» **TASK ITEM**
When you return the data, keep every line exactly as it is and leave out the pictures.

» **SUPPLIED INFORMATION**
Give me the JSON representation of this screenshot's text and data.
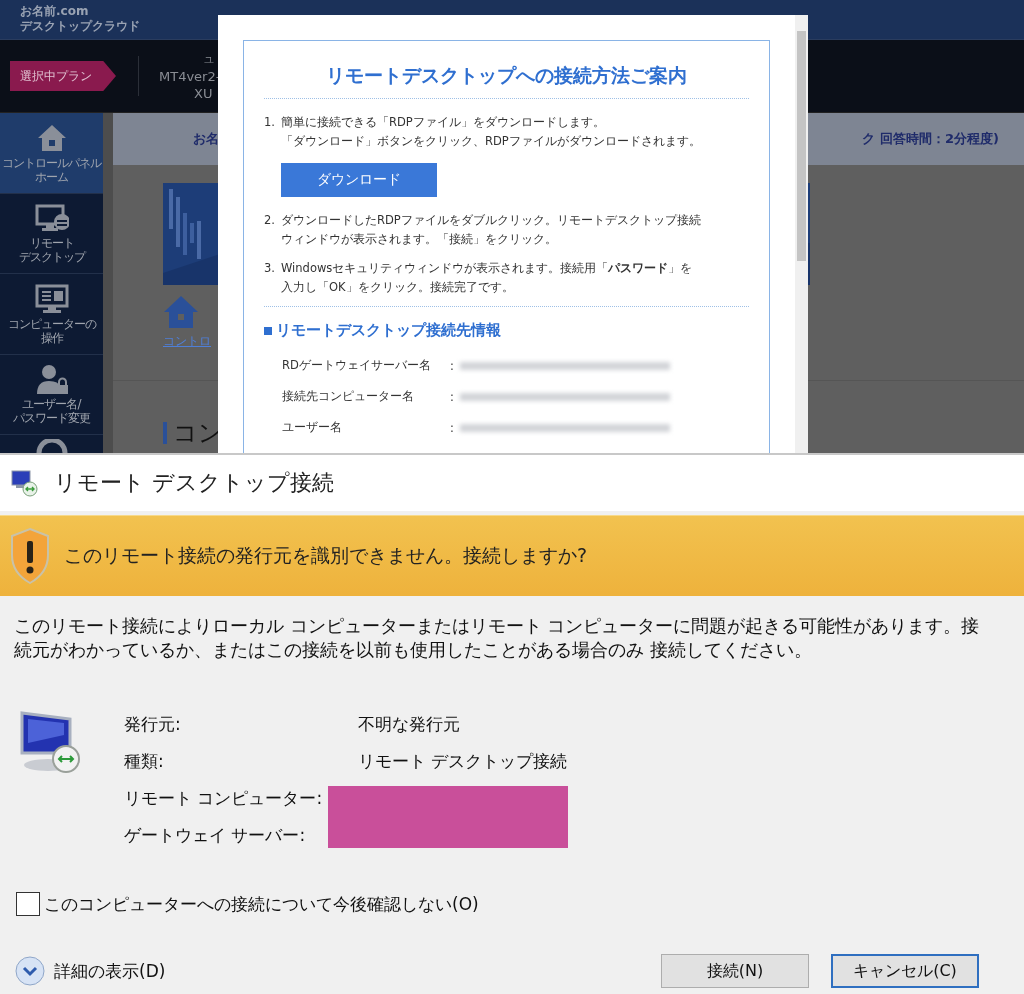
{
  "web_page": {
    "header": {
      "logo": [
        "お名前.com",
        "デスクトップクラウド"
      ]
    },
    "plan_bar": {
      "tag": "選択中プラン",
      "lines": [
        "ユ",
        "MT4ver2-",
        "XU"
      ]
    },
    "sidebar": {
      "items": [
        {
          "lines": [
            "コントロールパネル",
            "ホーム"
          ],
          "selected": true
        },
        {
          "lines": [
            "リモート",
            "デスクトップ"
          ],
          "selected": false
        },
        {
          "lines": [
            "コンピューターの",
            "操作"
          ],
          "selected": false
        },
        {
          "lines": [
            "ユーザー名/",
            "パスワード変更"
          ],
          "selected": false
        }
      ]
    },
    "notice": [
      "お名",
      "ク 回答時間：2分程度)"
    ],
    "breadcrumb": "コントロ",
    "section_heading": "コン"
  },
  "modal": {
    "title": "リモートデスクトップへの接続方法ご案内",
    "steps": [
      {
        "number": "1.",
        "lines": [
          "簡単に接続できる「RDPファイル」をダウンロードします。",
          "「ダウンロード」ボタンをクリック、RDPファイルがダウンロードされます。"
        ],
        "button": "ダウンロード"
      },
      {
        "number": "2.",
        "lines": [
          "ダウンロードしたRDPファイルをダブルクリック。リモートデスクトップ接続",
          "ウィンドウが表示されます。「接続」をクリック。"
        ]
      },
      {
        "number": "3.",
        "lines": [
          "Windowsセキュリティウィンドウが表示されます。接続用「**パスワード**」を",
          "入力し「OK」をクリック。接続完了です。"
        ]
      }
    ],
    "info_heading": "リモートデスクトップ接続先情報",
    "info_rows": [
      {
        "label": "RDゲートウェイサーバー名",
        "separator": ":",
        "value_blurred": true
      },
      {
        "label": "接続先コンピューター名",
        "separator": ":",
        "value_blurred": true
      },
      {
        "label": "ユーザー名",
        "separator": ":",
        "value_blurred": true
      }
    ]
  },
  "dialog": {
    "title": "リモート デスクトップ接続",
    "warning": "このリモート接続の発行元を識別できません。接続しますか?",
    "message": [
      "このリモート接続によりローカル コンピューターまたはリモート コンピューターに問題が起きる可能性があります。接",
      "続元がわかっているか、またはこの接続を以前も使用したことがある場合のみ 接続してください。"
    ],
    "details": [
      {
        "label": "発行元:",
        "value": "不明な発行元",
        "redacted": false
      },
      {
        "label": "種類:",
        "value": "リモート デスクトップ接続",
        "redacted": false
      },
      {
        "label": "リモート コンピューター:",
        "redacted": true
      },
      {
        "label": "ゲートウェイ サーバー:",
        "redacted": true
      }
    ],
    "dont_ask": {
      "label": "このコンピューターへの接続について今後確認しない(O)",
      "checked": false
    },
    "details_toggle": {
      "label": "詳細の表示(D)",
      "expanded": false
    },
    "buttons": [
      {
        "label": "接続(N)",
        "focused": false
      },
      {
        "label": "キャンセル(C)",
        "focused": true
      }
    ]
  }
}
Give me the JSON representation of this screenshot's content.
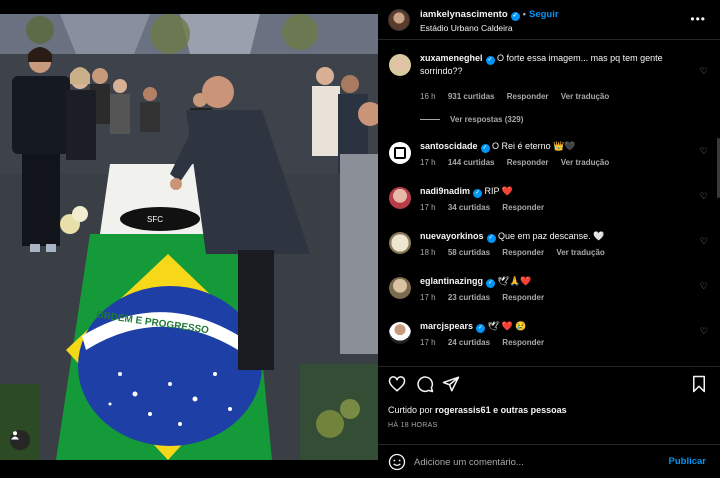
{
  "post": {
    "username": "iamkelynascimento",
    "follow_label": "Seguir",
    "location": "Estádio Urbano Caldeira",
    "flag_motto": "ORDEM E PROGRESSO"
  },
  "comments": [
    {
      "username": "xuxameneghel",
      "text": "O forte essa imagem... mas pq tem gente sorrindo??",
      "time": "16 h",
      "likes": "931 curtidas",
      "reply": "Responder",
      "translate": "Ver tradução",
      "view_replies": "Ver respostas (329)"
    },
    {
      "username": "santoscidade",
      "text": "O Rei é eterno 👑🖤",
      "time": "17 h",
      "likes": "144 curtidas",
      "reply": "Responder",
      "translate": "Ver tradução"
    },
    {
      "username": "nadi9nadim",
      "text": "RIP ❤️",
      "time": "17 h",
      "likes": "34 curtidas",
      "reply": "Responder"
    },
    {
      "username": "nuevayorkinos",
      "text": "Que em paz descanse. 🤍",
      "time": "18 h",
      "likes": "58 curtidas",
      "reply": "Responder",
      "translate": "Ver tradução"
    },
    {
      "username": "eglantinazingg",
      "text": "🕊🙏❤️",
      "time": "17 h",
      "likes": "23 curtidas",
      "reply": "Responder"
    },
    {
      "username": "marcjspears",
      "text": "🕊 ❤️ 😢",
      "time": "17 h",
      "likes": "24 curtidas",
      "reply": "Responder"
    }
  ],
  "footer": {
    "liked_by_prefix": "Curtido por ",
    "liked_by_user": "rogerassis61",
    "liked_by_suffix": " e outras pessoas",
    "posted_ago": "HÁ 18 HORAS",
    "comment_placeholder": "Adicione um comentário...",
    "publish_label": "Publicar"
  },
  "icons": {
    "verified": "verified-badge-icon",
    "more": "more-options-icon",
    "heart": "heart-icon",
    "comment": "comment-icon",
    "share": "share-icon",
    "save": "bookmark-icon",
    "emoji": "emoji-icon",
    "user_tag": "user-tag-icon"
  },
  "colors": {
    "accent": "#0095f6",
    "background": "#000000",
    "muted_text": "#a8a8a8"
  }
}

» **RESPONSE BOX**
Give me the JSON representation of this screenshot's text and data.
{
  "web_page": {
    "header": {
      "logo": [
        "お名前.com",
        "デスクトップクラウド"
      ]
    },
    "plan_bar": {
      "tag": "選択中プラン",
      "lines": [
        "ユ",
        "MT4ver2-",
        "XU"
      ]
    },
    "sidebar": {
      "items": [
        {
          "lines": [
            "コントロールパネル",
            "ホーム"
          ],
          "selected": true
        },
        {
          "lines": [
            "リモート",
            "デスクトップ"
          ],
          "selected": false
        },
        {
          "lines": [
            "コンピューターの",
            "操作"
          ],
          "selected": false
        },
        {
          "lines": [
            "ユーザー名/",
            "パスワード変更"
          ],
          "selected": false
        }
      ]
    },
    "notice": [
      "お名",
      "ク 回答時間：2分程度)"
    ],
    "breadcrumb": "コントロ",
    "section_heading": "コン"
  },
  "modal": {
    "title": "リモートデスクトップへの接続方法ご案内",
    "steps": [
      {
        "number": "1.",
        "lines": [
          "簡単に接続できる「RDPファイル」をダウンロードします。",
          "「ダウンロード」ボタンをクリック、RDPファイルがダウンロードされます。"
        ],
        "button": "ダウンロード"
      },
      {
        "number": "2.",
        "lines": [
          "ダウンロードしたRDPファイルをダブルクリック。リモートデスクトップ接続",
          "ウィンドウが表示されます。「接続」をクリック。"
        ]
      },
      {
        "number": "3.",
        "lines": [
          "Windowsセキュリティウィンドウが表示されます。接続用「**パスワード**」を",
          "入力し「OK」をクリック。接続完了です。"
        ]
      }
    ],
    "info_heading": "リモートデスクトップ接続先情報",
    "info_rows": [
      {
        "label": "RDゲートウェイサーバー名",
        "separator": ":",
        "value_blurred": true
      },
      {
        "label": "接続先コンピューター名",
        "separator": ":",
        "value_blurred": true
      },
      {
        "label": "ユーザー名",
        "separator": ":",
        "value_blurred": true
      }
    ]
  },
  "dialog": {
    "title": "リモート デスクトップ接続",
    "warning": "このリモート接続の発行元を識別できません。接続しますか?",
    "message": [
      "このリモート接続によりローカル コンピューターまたはリモート コンピューターに問題が起きる可能性があります。接",
      "続元がわかっているか、またはこの接続を以前も使用したことがある場合のみ 接続してください。"
    ],
    "details": [
      {
        "label": "発行元:",
        "value": "不明な発行元",
        "redacted": false
      },
      {
        "label": "種類:",
        "value": "リモート デスクトップ接続",
        "redacted": false
      },
      {
        "label": "リモート コンピューター:",
        "redacted": true
      },
      {
        "label": "ゲートウェイ サーバー:",
        "redacted": true
      }
    ],
    "dont_ask": {
      "label": "このコンピューターへの接続について今後確認しない(O)",
      "checked": false
    },
    "details_toggle": {
      "label": "詳細の表示(D)",
      "expanded": false
    },
    "buttons": [
      {
        "label": "接続(N)",
        "focused": false
      },
      {
        "label": "キャンセル(C)",
        "focused": true
      }
    ]
  }
}
Give me the JSON representation of this screenshot's content.
{
  "post": {
    "username": "iamkelynascimento",
    "follow_label": "Seguir",
    "location": "Estádio Urbano Caldeira",
    "flag_motto": "ORDEM E PROGRESSO"
  },
  "comments": [
    {
      "username": "xuxameneghel",
      "text": "O forte essa imagem... mas pq tem gente sorrindo??",
      "time": "16 h",
      "likes": "931 curtidas",
      "reply": "Responder",
      "translate": "Ver tradução",
      "view_replies": "Ver respostas (329)"
    },
    {
      "username": "santoscidade",
      "text": "O Rei é eterno 👑🖤",
      "time": "17 h",
      "likes": "144 curtidas",
      "reply": "Responder",
      "translate": "Ver tradução"
    },
    {
      "username": "nadi9nadim",
      "text": "RIP ❤️",
      "time": "17 h",
      "likes": "34 curtidas",
      "reply": "Responder"
    },
    {
      "username": "nuevayorkinos",
      "text": "Que em paz descanse. 🤍",
      "time": "18 h",
      "likes": "58 curtidas",
      "reply": "Responder",
      "translate": "Ver tradução"
    },
    {
      "username": "eglantinazingg",
      "text": "🕊🙏❤️",
      "time": "17 h",
      "likes": "23 curtidas",
      "reply": "Responder"
    },
    {
      "username": "marcjspears",
      "text": "🕊 ❤️ 😢",
      "time": "17 h",
      "likes": "24 curtidas",
      "reply": "Responder"
    }
  ],
  "footer": {
    "liked_by_prefix": "Curtido por ",
    "liked_by_user": "rogerassis61",
    "liked_by_suffix": " e outras pessoas",
    "posted_ago": "HÁ 18 HORAS",
    "comment_placeholder": "Adicione um comentário...",
    "publish_label": "Publicar"
  },
  "icons": {
    "verified": "verified-badge-icon",
    "more": "more-options-icon",
    "heart": "heart-icon",
    "comment": "comment-icon",
    "share": "share-icon",
    "save": "bookmark-icon",
    "emoji": "emoji-icon",
    "user_tag": "user-tag-icon"
  },
  "colors": {
    "accent": "#0095f6",
    "background": "#000000",
    "muted_text": "#a8a8a8"
  }
}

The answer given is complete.